After a long mountain climb while leading horses and corralling three needy, rambunctious kids, I can’t imagine facing the work it must have taken to make camp. But camps must be made and dinners must be cooked.
Heavy tarps and blankets were pulled off the horses, then heavy wooden boxes packed with skillets and canned foods were hoisted off the pack saddles. Before anything else the horses had to be tended to, so Dad got busy with that. We kids were put to work gathering wood for a fire and blowing up our air mattresses. Now that I think of it, the mattresses were always flat by the time we got to bed — were they brought along just to keep us busy?
These days, with light mountaineering equipment and scores of Sawtooth hikers, I don’t know if there is wood for camp fires or not. But in 1954 there was abundant dry wood laying on the ground and hanging as snags from the trees. It wasn’t long before we kids were through with chores and were entertaining ourselves by bareback riding the horses around camp.
Meanwhile Mom arranged what rocks she could find so they would hold the Coleman white-gas camp stove and spent rest of the day cooking, feeding, washing dishes, and reading aloud by fire light as we snuggled under blankets watching the stars come out.
The next morning, after breakfast was cooked and the dishes were cleaned, the hard work of unpacking was reversed. But everything had to go back on the horses, so camp was broken.
One camp ritual I had forgotten until looking at my Dad’s slides was our daily bath.
We did not have a tub to heat water in, so Sawtooth Mountain “bathing” always consisted of a washcloth in the creek. What with the sweat and dust of the trail, I remember the concept of a bath being most welcome. I also remember these being extremely quick approaches to hygiene. Even in August, those mountain streams were snow just hours earlier. They were cold!

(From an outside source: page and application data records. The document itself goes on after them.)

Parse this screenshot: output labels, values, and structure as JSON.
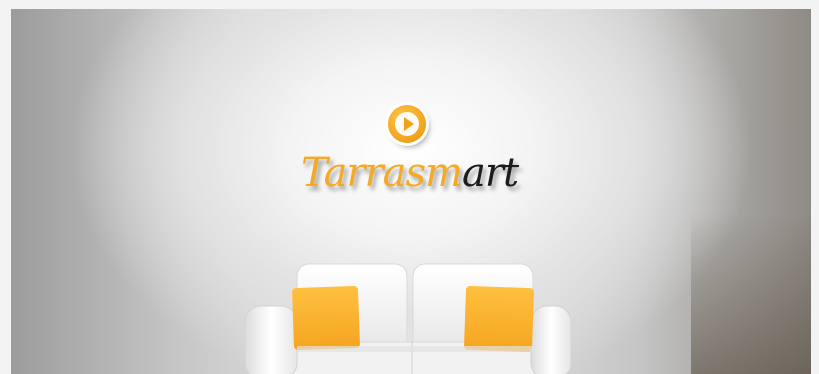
{
  "brand": {
    "name_part1": "Tarrasm",
    "name_part2": "art",
    "logo_icon": "play-icon"
  },
  "colors": {
    "brand_orange": "#f4aa24",
    "brand_dark": "#1c1c1c",
    "cushion": "#ffb62e",
    "sofa": "#f7f7f7"
  },
  "scene": {
    "furniture_icon": "sofa-icon"
  }
}
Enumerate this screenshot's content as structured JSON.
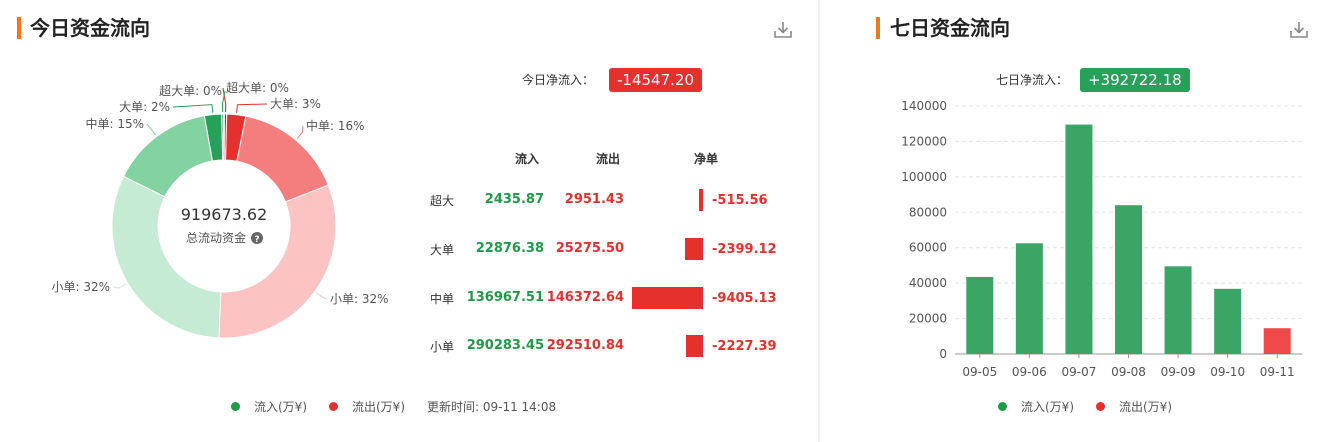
{
  "left": {
    "title": "今日资金流向",
    "net_label": "今日净流入：",
    "net_value": "-14547.20",
    "center_value": "919673.62",
    "center_label": "总流动资金",
    "table": {
      "headers": [
        "流入",
        "流出",
        "净单"
      ],
      "rows": [
        {
          "label": "超大",
          "in": "2435.87",
          "out": "2951.43",
          "net": "-515.56",
          "net_num": -515.56
        },
        {
          "label": "大单",
          "in": "22876.38",
          "out": "25275.50",
          "net": "-2399.12",
          "net_num": -2399.12
        },
        {
          "label": "中单",
          "in": "136967.51",
          "out": "146372.64",
          "net": "-9405.13",
          "net_num": -9405.13
        },
        {
          "label": "小单",
          "in": "290283.45",
          "out": "292510.84",
          "net": "-2227.39",
          "net_num": -2227.39
        }
      ]
    },
    "legend": {
      "inflow": "流入(万¥)",
      "outflow": "流出(万¥)",
      "updated": "更新时间: 09-11 14:08"
    }
  },
  "right": {
    "title": "七日资金流向",
    "net_label": "七日净流入：",
    "net_value": "+392722.18",
    "legend": {
      "inflow": "流入(万¥)",
      "outflow": "流出(万¥)"
    }
  },
  "colors": {
    "accent": "#f07a1a",
    "inflow_green": "#1f9a47",
    "outflow_red": "#e5302e",
    "bar_green": "#3aa565",
    "bar_red": "#ee4a4a"
  },
  "chart_data": [
    {
      "type": "pie",
      "slices": [
        {
          "label": "超大单: 0%",
          "value": 2435.87,
          "group": "inflow",
          "color": "#1fa64f"
        },
        {
          "label": "大单: 2%",
          "value": 22876.38,
          "group": "inflow",
          "color": "#27a05a"
        },
        {
          "label": "中单: 15%",
          "value": 136967.51,
          "group": "inflow",
          "color": "#82d2a2"
        },
        {
          "label": "小单: 32%",
          "value": 290283.45,
          "group": "inflow",
          "color": "#c6ebd5"
        },
        {
          "label": "小单: 32%",
          "value": 292510.84,
          "group": "outflow",
          "color": "#fcc3c3"
        },
        {
          "label": "中单: 16%",
          "value": 146372.64,
          "group": "outflow",
          "color": "#f47d7d"
        },
        {
          "label": "大单: 3%",
          "value": 25275.5,
          "group": "outflow",
          "color": "#e5302e"
        },
        {
          "label": "超大单: 0%",
          "value": 2951.43,
          "group": "outflow",
          "color": "#c41d1d"
        }
      ]
    },
    {
      "type": "bar",
      "categories": [
        "09-05",
        "09-06",
        "09-07",
        "09-08",
        "09-09",
        "09-10",
        "09-11"
      ],
      "values": [
        43500,
        62500,
        129500,
        84000,
        49500,
        36800,
        14547.2
      ],
      "direction": [
        "inflow",
        "inflow",
        "inflow",
        "inflow",
        "inflow",
        "inflow",
        "outflow"
      ],
      "ylim": [
        0,
        140000
      ],
      "yticks": [
        0,
        20000,
        40000,
        60000,
        80000,
        100000,
        120000,
        140000
      ],
      "grid": true,
      "legend": "bottom"
    }
  ]
}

Those washcloths never approached my body with enough water to run, I’ll tell you that. I soon learned to get them just damp enough to wipe off the grit and get the bath done.